 (kŏng′gro͞o-ən-sē, kən-gro͞o′-)
n. pl. con·gru·en·cies
Congruence.

con•gru•ence

(ˈkɒŋ gru əns, kənˈgru-, kəŋ-)

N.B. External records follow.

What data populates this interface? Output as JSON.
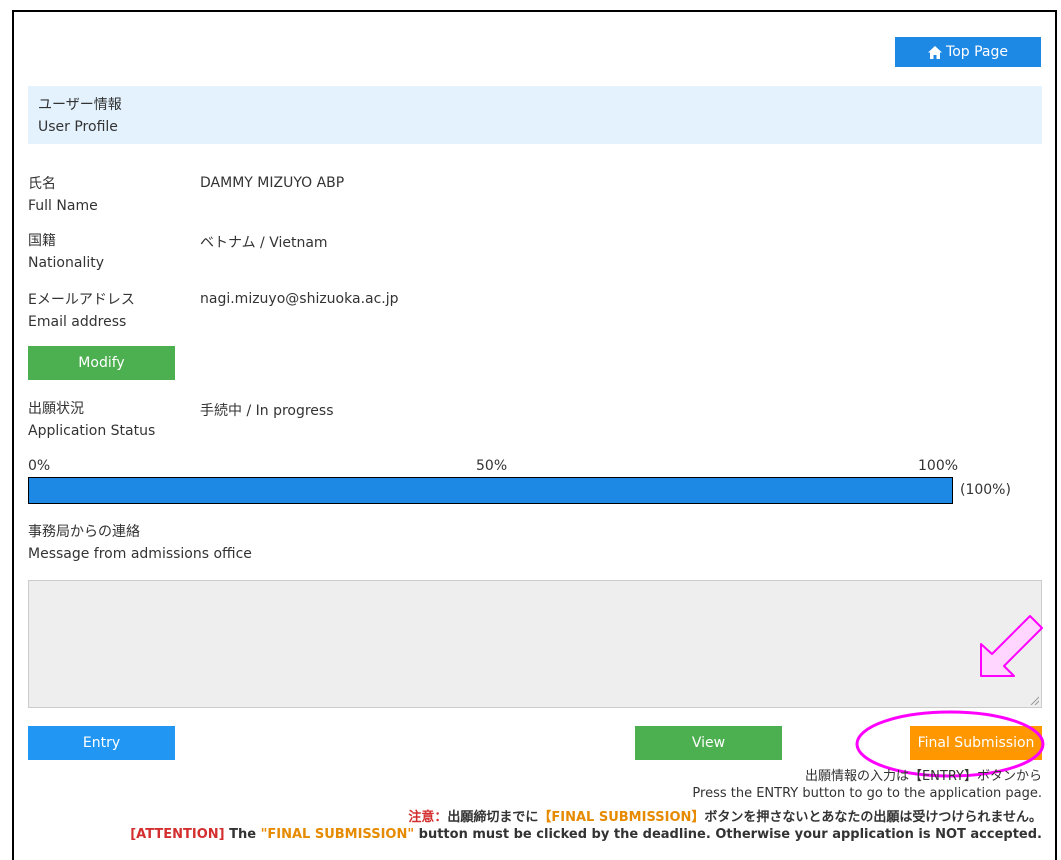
{
  "header": {
    "top_page_label": "Top Page"
  },
  "profile": {
    "title_ja": "ユーザー情報",
    "title_en": "User Profile",
    "fields": [
      {
        "label_ja": "氏名",
        "label_en": "Full Name",
        "value": "DAMMY MIZUYO ABP"
      },
      {
        "label_ja": "国籍",
        "label_en": "Nationality",
        "value": "ベトナム / Vietnam"
      },
      {
        "label_ja": "Eメールアドレス",
        "label_en": "Email address",
        "value": "nagi.mizuyo@shizuoka.ac.jp"
      }
    ],
    "modify_label": "Modify"
  },
  "status": {
    "label_ja": "出願状況",
    "label_en": "Application Status",
    "value": "手続中 / In progress"
  },
  "progress": {
    "tick_0": "0%",
    "tick_50": "50%",
    "tick_100": "100%",
    "percent_text": "(100%)",
    "fraction": 1.0
  },
  "message": {
    "label_ja": "事務局からの連絡",
    "label_en": "Message from admissions office",
    "body": ""
  },
  "actions": {
    "entry_label": "Entry",
    "view_label": "View",
    "final_label": "Final Submission"
  },
  "notes": {
    "line1": "出願情報の入力は【ENTRY】ボタンから",
    "line2": "Press the ENTRY button to go to the application page.",
    "line3_prefix": "注意：",
    "line3_mid1": "出願締切までに",
    "line3_highlight": "【FINAL SUBMISSION】",
    "line3_suffix": "ボタンを押さないとあなたの出願は受けつけられません。",
    "line4_prefix": "[ATTENTION]",
    "line4_mid": " The ",
    "line4_highlight": "\"FINAL SUBMISSION\"",
    "line4_suffix": " button must be clicked by the deadline. Otherwise your application is NOT accepted."
  },
  "colors": {
    "primary_blue": "#1e88e5",
    "green": "#4caf50",
    "orange": "#ff9800",
    "highlight_magenta": "#ff00ff",
    "attention_red": "#d32f2f"
  }
}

n.
1. the quality or state of agreeing or corresponding.
2. a relation between two numbers in which the numbers give the same remainder when divided by a given number.
[1400–50; late Middle English < Latin]
References in periodicals archive ?
Clearly, many instances of Timaeus's account suggest a congruency between the parts and whole of the cosmos.
In this work we propose the phase congruency features which are based on the Peter Kovesi (Peter, 1999) model.
To enhance congruency, limit your--and your child's--time in the virtual world.
As per the congruency theory of sales promotions; those sales promotions work best, whose benefits are congruent to that of product benefits, but other factors may also impact.
Such outcomes relate to the symmetry of the sphere rather than either congruency or similarity.
Johns's drift toward overt sculpture was foreshadowed by the congruency of image and format typical of his early achievement--the rectangle of the American flag, say, determining the format of the work in question.
It also analyzes the level of congruency between the projected and perceived tourism destination image of Vietnam.
A congruency effect emerges for attitude toward the advertisement and behavioral intentions: Young smokers with a promotion focus are more persuaded by sadness-joy than fear-relief campaigns, and the opposite is true for those with a prevention focus.
It is not necessary to measure Criteria such as those that state simply that congruency exists, as with the philosophy statements for the program and governing organization.
Lourenco said: "When the babies look longer, that suggests that they are surprised by the violation of congruency.
Table 4 Principal components analysis (Promax) of TCI-R Temperament scales and congruency coefficients between age groups TCI-R Temperament scales (n= 928) Factor 1 Factor 2 Factor 3 NS1.